TechRepublic member Robert Firestone, an independent management and technical consultant for the last 26 years, says the vast majority of his engagements have had happy endings resulting in follow-up contracts. However, he’s had two engagements when a client has balked at the agreed-upon rate during a project. In both cases, he called an attorney to help him collect the money he was owed. Once it worked, and once it didn’t.

After you’ve read Firestone’s account of these two problem contracts, send us your stories of having to hire legal representation to collect fees. We want to know when you think it’s necessary to back away and let a lawyer take over.

Case one: Oral contracts
In this contract, a client brought Firestone in to work on a project that was already underway. After taking a look at the project’s detailed plan, Firestone discovered that the client’s time and cost estimates were off. He informed the client that the project was underfunded and that its timetables should be extended.

Instead of taking Firestone’s advice, the client told him to finish his portion of the project and leave by the end of the week. So he did, leaving behind half a dozen junior-level consultants who had been working on the project prior to his joining the team.

Meanwhile, the client refused to pay Firestone’s final two invoices. Firestone said he should have seen the difficulty coming since he’d had to make multiple phone calls before the client took care of any of his previous invoices. In an effort to avoid legal action, Firestone explained to the client that although they didn’t have a written contract, their oral contract was legally binding, and the client would have to pay. When that didn’t work, Firestone had his attorney reiterate the statements.

“After several thousand dollars in attorneys’ fees [paid by Firestone], his attorneys finally convinced him to pay the invoices,” Firestone said. “In effect, he was attempting to reduce the project cost overrun by eliminating my fee.”

Case two: Time vs. money
In the second incident, Firestone was hired through a consulting firm for a project that the client initially estimated as a two-week job. He was assured that the client would have no problem with him leaving after the two-week period he was contracted for, allowing him to honor a previous commitment to another client.

When he first arrived at the client site and received the documentation, Firestone again found himself having to tell a client that the time and cost estimates were too low.

“They told me that the time estimate was also viewed as low by their management but wanted me to complete as much as I could in that time frame,” he said.

When the two weeks—during which Firestone spent 128 hours on-site—were up, about 95 percent of the project was completed. As he had done when he agreed to take the contract, he reminded the client that he had a prior commitment and could not stay longer than two weeks. The client asked him to stay to complete the project.

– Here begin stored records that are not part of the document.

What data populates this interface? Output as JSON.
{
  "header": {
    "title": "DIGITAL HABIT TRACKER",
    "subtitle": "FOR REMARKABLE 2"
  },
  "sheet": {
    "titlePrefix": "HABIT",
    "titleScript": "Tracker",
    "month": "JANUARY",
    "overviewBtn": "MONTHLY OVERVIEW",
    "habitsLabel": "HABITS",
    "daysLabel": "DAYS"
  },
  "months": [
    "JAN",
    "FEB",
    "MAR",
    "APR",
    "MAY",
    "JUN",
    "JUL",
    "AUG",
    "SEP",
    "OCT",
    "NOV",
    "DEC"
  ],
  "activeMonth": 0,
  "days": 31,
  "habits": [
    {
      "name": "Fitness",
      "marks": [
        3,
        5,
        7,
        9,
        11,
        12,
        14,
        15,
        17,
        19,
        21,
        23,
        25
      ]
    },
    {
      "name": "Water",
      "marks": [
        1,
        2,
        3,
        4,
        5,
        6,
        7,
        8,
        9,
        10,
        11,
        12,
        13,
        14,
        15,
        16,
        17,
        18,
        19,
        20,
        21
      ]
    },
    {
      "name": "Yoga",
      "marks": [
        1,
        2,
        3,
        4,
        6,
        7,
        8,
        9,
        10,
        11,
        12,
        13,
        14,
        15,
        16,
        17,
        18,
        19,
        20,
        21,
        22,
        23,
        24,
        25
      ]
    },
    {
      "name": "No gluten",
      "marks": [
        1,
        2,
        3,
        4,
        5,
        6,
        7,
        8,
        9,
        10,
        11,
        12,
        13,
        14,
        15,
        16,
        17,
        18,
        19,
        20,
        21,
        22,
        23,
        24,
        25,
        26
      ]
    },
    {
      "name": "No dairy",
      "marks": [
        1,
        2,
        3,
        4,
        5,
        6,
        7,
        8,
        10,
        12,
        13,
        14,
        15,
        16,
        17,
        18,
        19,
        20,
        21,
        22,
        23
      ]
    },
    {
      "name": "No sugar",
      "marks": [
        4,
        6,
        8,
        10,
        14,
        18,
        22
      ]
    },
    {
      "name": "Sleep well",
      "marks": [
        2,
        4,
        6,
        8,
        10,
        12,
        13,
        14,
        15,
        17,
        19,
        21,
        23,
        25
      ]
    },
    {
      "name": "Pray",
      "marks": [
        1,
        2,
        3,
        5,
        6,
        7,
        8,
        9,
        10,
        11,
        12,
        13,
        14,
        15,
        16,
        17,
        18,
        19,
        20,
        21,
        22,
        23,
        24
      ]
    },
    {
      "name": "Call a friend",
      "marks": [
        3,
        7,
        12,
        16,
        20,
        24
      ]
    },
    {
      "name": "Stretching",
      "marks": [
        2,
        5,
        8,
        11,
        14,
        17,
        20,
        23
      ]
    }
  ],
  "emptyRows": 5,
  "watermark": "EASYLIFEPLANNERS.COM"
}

Firestone reminded the client of their agreed-upon contract length. He also left thorough documentation and instructions explaining how the remainder needed to be finished.

The consulting firm through which Firestone had been subcontracted then informed him that the client didn’t want to pay the original and agreed-upon rate. Although the original rate was in writing, Firestone eventually surrendered and accepted a lower rate of pay after spending several thousand dollars in attorneys’ fees trying to get paid.

Written vs. oral; legal pursuit vs. compromise
In the first scenario, Firestone had an oral agreement with the client and managed to get paid in full after hiring an attorney. In the second, he had a formal written contract and still was not paid according to its terms even after intervention by a lawyer.

Although he admits that in the second case he was “too busy to pursue it” and so accepted the lower rate, he noted that it’s interesting that the oral contract seemed to hold up better than the written agreement.

When presented with a written contract, Firestone said he usually has a lawyer review it. However, he said he most often uses oral agreements and has never had a problem other than the described incident.

When to bring in the legal eagles
Firestone said he brings an attorney into the consultant/client relationship when it becomes clear that he’s not making any progress or “getting the point across to the client.” He said it’s important to have proper legal representation ready and suggests that consultants use the “best you can find” for legal services.

“Yes, it will be expensive, but if you want to get results, you retain the people who know how to get results,” Firestone said.

Tell us when you bring in the legal eagles

Do you call your attorney at the first sign of trouble, or do you make every effort to compromise with clients? Tell us when you know it’s time to call your attorney. Send us an e-mail outlining your legal hassles, or post your story below.